3) [noun] the light of fact and knowledge; revelation of truth; knowledge itself which frees from ignorance.
4) [noun] (fig.) a person, a god or anything that guides to the truth.
Kannada is a Dravidian language (as opposed to the Indo-European language family) mainly spoken in the southwestern region of India.
See also (Relevant definitions)
Starts with (+4): Jotiba, Jotidasa, Jotige, Jotijotia, Jotikashtha, Jotimalika, Jotimant, Jotin, Jotinga, Jotipala, Jotiparayana, Jotipasana, Jotipavaka, Jotirasa, Jotisa, Jotisattha, Jotish, Jotishka, Jotishmati, Jotisvara.
Search found 10 books and stories containing Joti, Jōti, Jōṭī, Joṭī; (plurals include: Jotis, Jōtis, Jōṭīs, Joṭīs). You can also click to the full overview containing English textual excerpts. Below are direct links for the most relevant articles:
The history of Andhra country (1000 AD - 1500 AD) (by Yashoda Devi)
Part 1 - Gangaya Sahini (A.D. 1244-1256) < [Chapter XIX - The Kayasthas (A.D. 1220-1320)]
Kavyamimamsa of Rajasekhara (Study) (by Debabrata Barai)
Part 21 - Rājaśekhara’s later work’s on Kavi-śikṣā < [Chapter 2 - A General Outlines of Sanskrit Poetics]
Vinaya Pitaka (1): Bhikkhu-vibhanga (the analysis of Monks’ rules) (by I. B. Horner)
Mahavamsa (by Wilhelm Geiger)
The Religion and Philosophy of Tevaram (Thevaram) (by M. A. Dorai Rangaswamy)
Chapter 74 - Thirunelvayil Arathurai or Tirunelvayil Aratturai (Hymn 3) < [Volume 3.6 - Pilgrim’s progress: away from Otriyur and Cankili]

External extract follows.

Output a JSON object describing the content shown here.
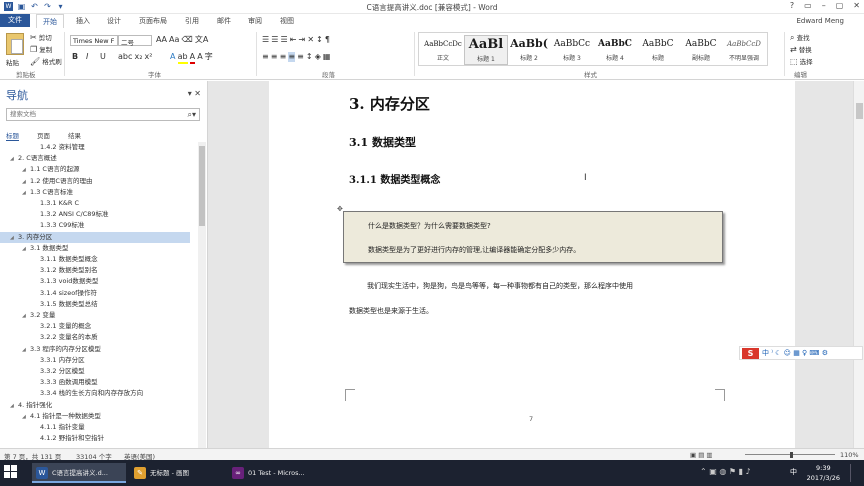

Abhidhamma in Daily Life (by Ashin Janakabhivamsa) (by Ashin Janakabhivamsa)